(Page and application data records)
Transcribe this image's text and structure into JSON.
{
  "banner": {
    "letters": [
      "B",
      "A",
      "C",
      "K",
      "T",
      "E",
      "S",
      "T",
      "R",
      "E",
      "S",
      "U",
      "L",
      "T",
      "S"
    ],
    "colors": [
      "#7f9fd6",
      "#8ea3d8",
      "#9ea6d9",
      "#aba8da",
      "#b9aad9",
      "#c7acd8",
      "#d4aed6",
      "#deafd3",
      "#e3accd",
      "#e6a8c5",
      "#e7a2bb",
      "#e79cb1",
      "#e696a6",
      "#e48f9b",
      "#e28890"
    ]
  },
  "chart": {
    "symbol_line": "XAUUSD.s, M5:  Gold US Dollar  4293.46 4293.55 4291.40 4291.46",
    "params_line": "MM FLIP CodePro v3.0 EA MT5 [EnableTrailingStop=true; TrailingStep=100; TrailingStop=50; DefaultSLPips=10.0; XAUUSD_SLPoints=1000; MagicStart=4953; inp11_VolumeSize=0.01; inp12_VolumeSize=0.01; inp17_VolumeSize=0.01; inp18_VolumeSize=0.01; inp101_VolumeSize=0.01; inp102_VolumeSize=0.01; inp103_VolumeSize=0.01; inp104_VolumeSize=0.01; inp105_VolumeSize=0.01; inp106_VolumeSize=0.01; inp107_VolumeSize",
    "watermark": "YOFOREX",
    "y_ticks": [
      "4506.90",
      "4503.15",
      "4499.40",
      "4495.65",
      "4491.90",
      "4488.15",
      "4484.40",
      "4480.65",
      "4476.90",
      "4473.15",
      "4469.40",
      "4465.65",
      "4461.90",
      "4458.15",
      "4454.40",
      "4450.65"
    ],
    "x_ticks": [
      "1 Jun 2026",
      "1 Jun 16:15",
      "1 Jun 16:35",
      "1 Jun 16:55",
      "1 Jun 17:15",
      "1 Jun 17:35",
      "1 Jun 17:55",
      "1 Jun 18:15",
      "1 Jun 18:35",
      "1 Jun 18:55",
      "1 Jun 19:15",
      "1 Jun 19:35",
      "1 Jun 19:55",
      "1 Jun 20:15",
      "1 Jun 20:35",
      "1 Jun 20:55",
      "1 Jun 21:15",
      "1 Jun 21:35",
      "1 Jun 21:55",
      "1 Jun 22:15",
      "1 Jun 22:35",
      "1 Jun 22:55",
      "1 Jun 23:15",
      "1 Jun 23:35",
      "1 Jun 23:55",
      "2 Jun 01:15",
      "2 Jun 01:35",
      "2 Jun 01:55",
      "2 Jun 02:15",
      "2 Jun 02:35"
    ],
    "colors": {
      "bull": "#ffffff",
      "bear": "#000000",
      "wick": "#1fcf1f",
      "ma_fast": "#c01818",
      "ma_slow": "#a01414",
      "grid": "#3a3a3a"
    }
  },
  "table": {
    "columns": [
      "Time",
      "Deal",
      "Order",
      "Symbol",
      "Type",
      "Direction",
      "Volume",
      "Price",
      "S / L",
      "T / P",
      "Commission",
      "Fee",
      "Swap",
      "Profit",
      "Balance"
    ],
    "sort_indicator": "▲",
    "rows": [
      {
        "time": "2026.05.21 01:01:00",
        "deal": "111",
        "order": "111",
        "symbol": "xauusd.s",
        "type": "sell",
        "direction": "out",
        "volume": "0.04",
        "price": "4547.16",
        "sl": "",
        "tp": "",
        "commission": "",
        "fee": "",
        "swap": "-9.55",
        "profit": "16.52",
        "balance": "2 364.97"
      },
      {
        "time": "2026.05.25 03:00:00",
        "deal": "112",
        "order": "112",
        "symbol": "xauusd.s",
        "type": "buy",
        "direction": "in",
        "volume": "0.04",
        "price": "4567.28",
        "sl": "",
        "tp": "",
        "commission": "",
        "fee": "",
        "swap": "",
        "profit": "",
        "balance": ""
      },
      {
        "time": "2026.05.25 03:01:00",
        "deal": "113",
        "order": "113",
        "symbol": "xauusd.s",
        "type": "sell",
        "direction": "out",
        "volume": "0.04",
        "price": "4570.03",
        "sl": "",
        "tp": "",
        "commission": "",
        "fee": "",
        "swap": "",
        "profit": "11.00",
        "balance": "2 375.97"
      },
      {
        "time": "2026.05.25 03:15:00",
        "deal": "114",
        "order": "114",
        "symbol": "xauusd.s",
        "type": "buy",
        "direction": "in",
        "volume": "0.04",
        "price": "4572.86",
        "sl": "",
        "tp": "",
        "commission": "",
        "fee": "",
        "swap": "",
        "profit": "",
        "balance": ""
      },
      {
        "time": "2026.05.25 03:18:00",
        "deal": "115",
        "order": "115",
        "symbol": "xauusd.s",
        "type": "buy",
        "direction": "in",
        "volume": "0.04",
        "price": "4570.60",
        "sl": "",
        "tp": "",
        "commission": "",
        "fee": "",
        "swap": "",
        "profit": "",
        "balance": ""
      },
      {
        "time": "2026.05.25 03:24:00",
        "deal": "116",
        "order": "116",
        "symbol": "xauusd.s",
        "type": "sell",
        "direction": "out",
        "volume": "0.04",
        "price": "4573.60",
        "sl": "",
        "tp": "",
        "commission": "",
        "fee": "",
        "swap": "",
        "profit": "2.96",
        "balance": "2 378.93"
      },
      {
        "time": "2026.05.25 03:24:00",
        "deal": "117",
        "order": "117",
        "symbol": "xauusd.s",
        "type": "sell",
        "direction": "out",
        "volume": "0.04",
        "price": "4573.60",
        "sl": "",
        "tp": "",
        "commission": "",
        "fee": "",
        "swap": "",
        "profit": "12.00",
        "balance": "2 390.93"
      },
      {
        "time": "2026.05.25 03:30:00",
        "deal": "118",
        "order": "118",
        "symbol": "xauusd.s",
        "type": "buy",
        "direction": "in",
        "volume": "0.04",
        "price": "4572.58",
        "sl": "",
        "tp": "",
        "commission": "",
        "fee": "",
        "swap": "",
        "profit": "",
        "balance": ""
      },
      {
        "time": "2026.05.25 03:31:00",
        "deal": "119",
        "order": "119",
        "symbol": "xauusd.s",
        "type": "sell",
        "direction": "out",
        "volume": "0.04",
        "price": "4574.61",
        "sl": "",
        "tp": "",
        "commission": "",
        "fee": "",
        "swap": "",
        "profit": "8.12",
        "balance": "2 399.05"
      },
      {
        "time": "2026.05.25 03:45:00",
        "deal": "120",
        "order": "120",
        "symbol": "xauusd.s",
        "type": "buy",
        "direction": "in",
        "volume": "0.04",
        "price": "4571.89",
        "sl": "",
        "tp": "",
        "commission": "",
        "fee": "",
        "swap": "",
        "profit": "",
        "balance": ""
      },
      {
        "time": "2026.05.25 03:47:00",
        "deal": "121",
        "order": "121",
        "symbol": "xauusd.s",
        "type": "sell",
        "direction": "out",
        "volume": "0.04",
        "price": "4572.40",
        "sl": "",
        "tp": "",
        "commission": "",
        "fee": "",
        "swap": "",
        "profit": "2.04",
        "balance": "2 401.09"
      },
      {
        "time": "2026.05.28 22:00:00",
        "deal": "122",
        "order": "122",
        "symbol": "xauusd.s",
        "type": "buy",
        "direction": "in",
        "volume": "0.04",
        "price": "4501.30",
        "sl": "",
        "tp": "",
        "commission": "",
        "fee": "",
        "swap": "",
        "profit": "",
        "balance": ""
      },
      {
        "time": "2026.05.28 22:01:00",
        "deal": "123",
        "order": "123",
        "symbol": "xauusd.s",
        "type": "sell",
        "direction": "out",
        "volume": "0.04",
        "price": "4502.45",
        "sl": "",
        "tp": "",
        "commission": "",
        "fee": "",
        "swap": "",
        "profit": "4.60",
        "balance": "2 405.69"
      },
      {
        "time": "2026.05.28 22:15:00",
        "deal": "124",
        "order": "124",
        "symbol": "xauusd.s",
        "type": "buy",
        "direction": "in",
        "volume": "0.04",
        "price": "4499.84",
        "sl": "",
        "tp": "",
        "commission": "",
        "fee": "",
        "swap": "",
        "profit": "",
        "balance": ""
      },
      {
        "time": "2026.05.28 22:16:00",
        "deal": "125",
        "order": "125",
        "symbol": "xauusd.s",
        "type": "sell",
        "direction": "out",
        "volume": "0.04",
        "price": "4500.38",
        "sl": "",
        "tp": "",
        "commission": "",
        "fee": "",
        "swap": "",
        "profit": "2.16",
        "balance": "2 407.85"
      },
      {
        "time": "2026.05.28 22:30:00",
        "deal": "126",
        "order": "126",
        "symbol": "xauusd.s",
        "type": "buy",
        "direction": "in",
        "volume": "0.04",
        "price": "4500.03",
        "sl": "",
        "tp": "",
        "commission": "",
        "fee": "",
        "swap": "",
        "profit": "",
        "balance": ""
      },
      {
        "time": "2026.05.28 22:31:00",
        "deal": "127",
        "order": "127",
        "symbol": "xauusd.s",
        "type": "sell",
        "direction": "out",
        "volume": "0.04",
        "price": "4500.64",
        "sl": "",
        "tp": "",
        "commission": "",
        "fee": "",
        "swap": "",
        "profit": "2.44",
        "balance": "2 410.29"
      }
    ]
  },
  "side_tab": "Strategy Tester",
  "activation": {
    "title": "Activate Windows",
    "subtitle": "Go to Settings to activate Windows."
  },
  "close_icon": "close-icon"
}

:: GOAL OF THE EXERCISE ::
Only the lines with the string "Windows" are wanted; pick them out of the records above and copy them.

:: EXERCISE ANSWER ::
    "title": "Activate Windows",
    "subtitle": "Go to Settings to activate Windows."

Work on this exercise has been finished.